Options packages can be a relatively inexpensive way to get the added features you want. However, many packages will include one or two must-have features and several others that you don't want. For instance, you must have a sunroof. The salesman is pushing you toward the Open Air Package, which at $1,500 is a bit pricey — all you want out of that package is the sunroof. By itself, that costs only $900. In this case, you're better off choosing the individual option, not the package. But often the opposite is true.

Before checking off anything on the options list, you have to do the math. If you are considering a package of options, add up the individual costs of the features you want in that package and compare the total to the cost of the overall package. If the sum of the parts is greater than the whole, the package is worth it. If not, you now have a baseline for negotiation: what you're willing to pay for the options package.

Read:  Reading Between the (Trim) Lines

3. Resale Value

Right now, purchasing a car is foremost in your mind, so selling it later is probably not a high priority.
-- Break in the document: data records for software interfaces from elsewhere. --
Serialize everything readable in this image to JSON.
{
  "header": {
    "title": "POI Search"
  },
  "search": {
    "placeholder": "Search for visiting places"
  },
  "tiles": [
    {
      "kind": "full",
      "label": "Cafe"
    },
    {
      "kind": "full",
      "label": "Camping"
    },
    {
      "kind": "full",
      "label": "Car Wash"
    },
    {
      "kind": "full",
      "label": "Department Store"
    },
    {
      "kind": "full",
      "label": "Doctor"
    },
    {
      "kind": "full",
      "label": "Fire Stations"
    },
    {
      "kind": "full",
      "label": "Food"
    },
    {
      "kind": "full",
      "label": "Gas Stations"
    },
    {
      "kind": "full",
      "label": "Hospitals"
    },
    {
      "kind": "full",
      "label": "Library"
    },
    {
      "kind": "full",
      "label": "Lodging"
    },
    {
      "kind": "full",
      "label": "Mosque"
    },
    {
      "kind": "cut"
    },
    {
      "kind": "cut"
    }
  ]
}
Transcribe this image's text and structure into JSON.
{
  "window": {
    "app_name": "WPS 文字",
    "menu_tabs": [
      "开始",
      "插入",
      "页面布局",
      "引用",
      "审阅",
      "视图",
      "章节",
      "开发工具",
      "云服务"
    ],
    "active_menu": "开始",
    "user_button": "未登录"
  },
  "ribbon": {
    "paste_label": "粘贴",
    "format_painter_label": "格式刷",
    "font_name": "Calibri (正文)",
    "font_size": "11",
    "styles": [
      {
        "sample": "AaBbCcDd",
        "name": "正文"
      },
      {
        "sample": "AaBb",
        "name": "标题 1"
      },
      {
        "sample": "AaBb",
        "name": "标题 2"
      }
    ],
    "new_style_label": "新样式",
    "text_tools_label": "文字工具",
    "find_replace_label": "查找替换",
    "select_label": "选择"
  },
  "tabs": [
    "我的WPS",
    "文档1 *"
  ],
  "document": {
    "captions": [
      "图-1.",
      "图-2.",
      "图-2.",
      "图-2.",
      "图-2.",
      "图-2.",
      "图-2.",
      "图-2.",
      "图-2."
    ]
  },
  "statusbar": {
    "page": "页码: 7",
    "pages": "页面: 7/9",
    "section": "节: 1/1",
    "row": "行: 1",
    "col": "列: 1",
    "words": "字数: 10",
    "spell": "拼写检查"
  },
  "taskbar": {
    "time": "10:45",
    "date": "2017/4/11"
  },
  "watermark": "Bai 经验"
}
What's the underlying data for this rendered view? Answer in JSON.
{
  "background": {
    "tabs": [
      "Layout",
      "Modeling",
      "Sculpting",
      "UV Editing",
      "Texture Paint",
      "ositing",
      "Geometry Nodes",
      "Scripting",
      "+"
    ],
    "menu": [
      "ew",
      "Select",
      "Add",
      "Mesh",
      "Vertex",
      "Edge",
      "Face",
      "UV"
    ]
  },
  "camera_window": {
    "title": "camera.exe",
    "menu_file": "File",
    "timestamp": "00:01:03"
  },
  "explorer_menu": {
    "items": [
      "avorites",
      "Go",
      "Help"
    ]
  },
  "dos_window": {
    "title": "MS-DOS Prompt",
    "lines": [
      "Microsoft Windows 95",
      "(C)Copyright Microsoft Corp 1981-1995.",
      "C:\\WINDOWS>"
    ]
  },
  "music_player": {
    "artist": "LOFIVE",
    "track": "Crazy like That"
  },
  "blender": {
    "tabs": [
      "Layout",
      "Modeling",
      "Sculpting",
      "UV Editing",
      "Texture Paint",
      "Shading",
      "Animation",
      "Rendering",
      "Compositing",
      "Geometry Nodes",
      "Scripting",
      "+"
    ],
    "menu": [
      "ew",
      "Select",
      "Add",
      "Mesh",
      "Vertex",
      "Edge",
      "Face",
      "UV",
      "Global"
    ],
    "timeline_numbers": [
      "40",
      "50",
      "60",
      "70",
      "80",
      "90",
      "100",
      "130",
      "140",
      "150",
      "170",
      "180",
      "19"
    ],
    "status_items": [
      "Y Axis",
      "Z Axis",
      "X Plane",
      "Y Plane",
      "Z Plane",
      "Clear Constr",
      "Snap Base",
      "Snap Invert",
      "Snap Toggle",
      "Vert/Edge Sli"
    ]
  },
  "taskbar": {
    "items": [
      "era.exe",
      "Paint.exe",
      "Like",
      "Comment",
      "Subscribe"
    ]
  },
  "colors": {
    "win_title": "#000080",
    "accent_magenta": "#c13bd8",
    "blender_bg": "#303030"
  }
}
However, the car's resale value is worth considering, because it is unlikely that you will keep this car forever. The features you choose now could affect how much you can get for the car when you sell it.

Your best bet to gauge the relative value of your car in five years is to use an online source like Kelley Blue Book. Kelley is not infallible, but it is one of the best resources for evaluating prices and determining values for new cars and used cars. At its website, kbb.com, you can calculate a car's resale value over its first five years. The mileage and condition of your vehicle will have a great impact on its actual worth for a private-party resale, but the resale value estimates that websites like Kelley's provide are a good gauge to the future value of your purchase.

Also, remember that cars with "green" features, such as hybrid drivetrains and other energy-saving innovations, may have greater residual value when it comes to resale. You will need to balance the higher purchase price for such innovations against your prediction of the sale price of the vehicle when you decide to move it on. However, it may cost you more to service and maintain such a car while you own it — money you will not be able to set against your sale price.

Bing: Car Resale Values

4. Emotional Feedback

The driving experience should not be a monotonous, robotic exercise in futility between two points on a map. A vehicle should give something back on an emotional level. If the car you choose has attributes like a luxurious feel, catlike agility and that indefinable fun-to-drive factor, it will make that monthly payment less painful. Some cars make you want to volunteer for car-pool duty or make that quick run to the grocery store or take that weekend road trip — just because you like the way they drive. Find one of these while you're test-driving models and you have a real winner on your hands.

Bing: Most Fun Cars to Drive

5. Insurance Costs

Beyond your driving record, where you live and the type of car you're purchasing, a car's safety features can have the most effect on your monthly insurance premium — and in a good way. Cynthia Burrows from Bill Hubbard's Allstate office in Poulsbo, Wash., says that things such as airbags, anti-lock brakes and passive seatbelt restraint systems, to name just a few, can significantly reduce your yearly premium.

However, she also noted that rates for hybrids are higher because repairs are more specialized and more expensive, as are premiums for heavy-duty trucks because their girth can cause more crash damage.

Bing: Car Insurance